(snipped prior portions of message/response)

> The major reason residential engineers get undeserved legal grief is because
> they are condemned by engineers acting as accuser experts who come from the
> other, "total-control" end of the practice spectrum and who don't (or won't)
> adjust for the profound differences in residential work, and who don't know
> when the residential work is perfectly acceptable by its own standards and
> codes. That was so glaringly obvious in the two PE Board license revocation
> attempts I helped defend, and in many others I have read the final outcomes
> of, where the Board lost.

I'm feeling like I agree with you Charles, but when I ask myself to put a thumb
on those differences I start to get shaky. I've been on both ends of the defense
team (target and "expert"), and know first hand how plaintiff arguments look to
show non-compliance with code sections for the mental impact those wringing
statements make. Residential consulting is indeed "different" and perhaps
complicated by the seemingly simple nature of it's design. There is less "black
box" respect when following the drawings since many builders (and architects)
are comfortable with their gut challenges to design proposals and arguments. We
are faced with a mixed bag of pressures and willing respond by trying to find
the best solutions at the least cost. We are not often asked to give our best
solution irrespective of cost and consequently have difficulties with being
advocates for suggesting that these qualities deserve "consideration" when
making proposals for structural solutions. I'm off track here from what I wanted
to say regarding trying to flesh out these "differences" between "total control"
practices and "the other kind" of practice. If we understand the real world
differences, can't we find a way to write this presumed latitude into the wood
frame sections? Or are we hopelessly spinning our wheels against the backside of
the code development machine. I prefer to think there are ways to bring about
the changes. Let's not convince ourselves that it's an immovable dead weight nor
that residential structural design "gets no respect". I'm for picking things
apart.

> The same failure to understand residential and adjust to it also accounts
> for why Seismology and other SE committees continue to produce codes and
> habits of mind so ill-suited to residential wood framing, thus exacerbating
> the vicious circle of persecutions against residential practitioners.
>
> Charles O. Greenlaw  SE   Sacramento CA

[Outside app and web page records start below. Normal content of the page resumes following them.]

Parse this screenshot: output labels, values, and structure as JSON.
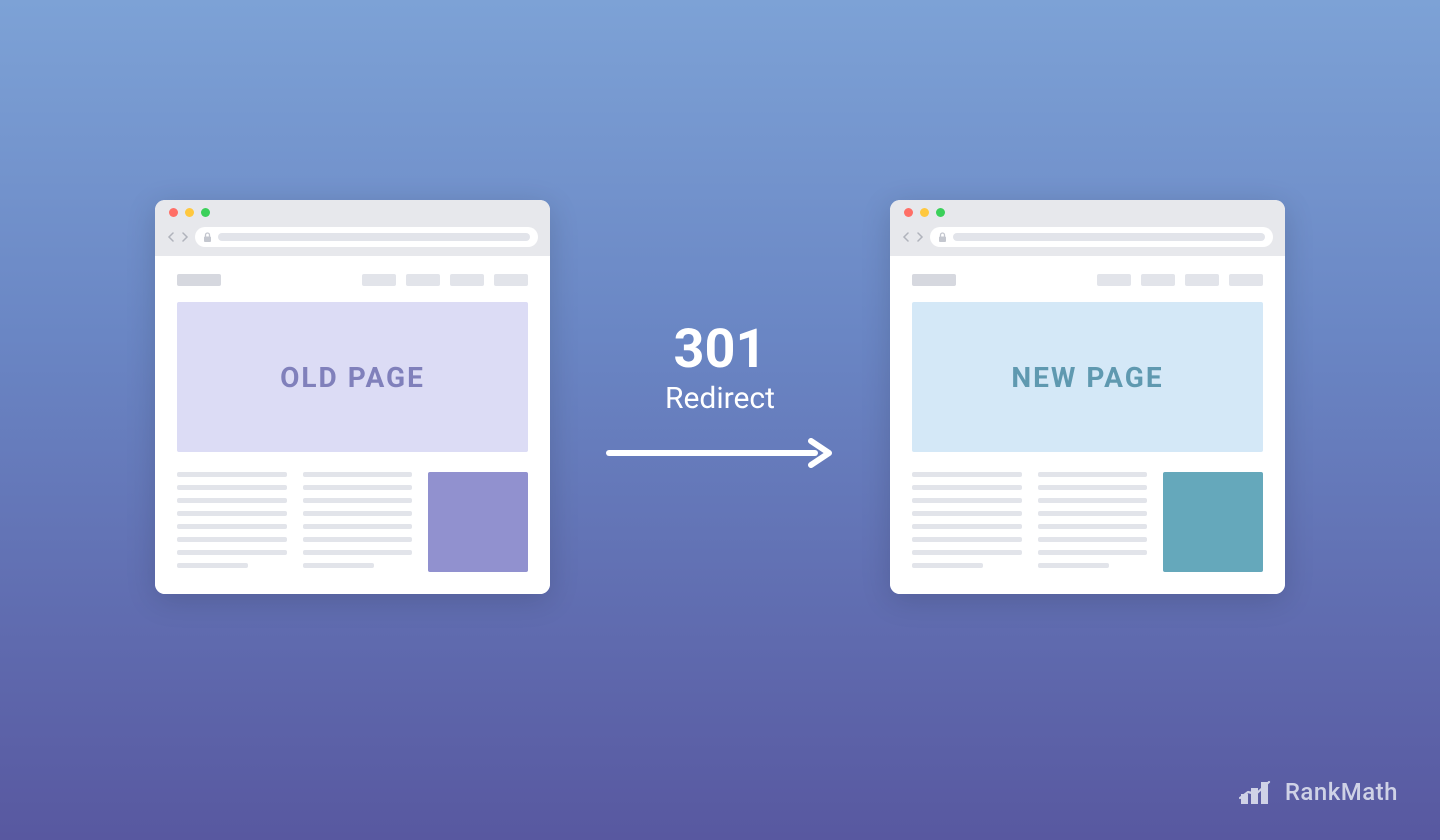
{
  "left": {
    "hero_label": "OLD PAGE"
  },
  "right": {
    "hero_label": "NEW PAGE"
  },
  "center": {
    "code": "301",
    "word": "Redirect"
  },
  "brand": {
    "name": "RankMath"
  }
}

I believe you've made mention of your past involvement in wood
frame/seismology/code committee work. What would it take to convince you to
chair a virtual committee of passionate, interested engineers perhaps intent on
correcting the imbalances??

Barry H. Welliver SE
Draper, Utah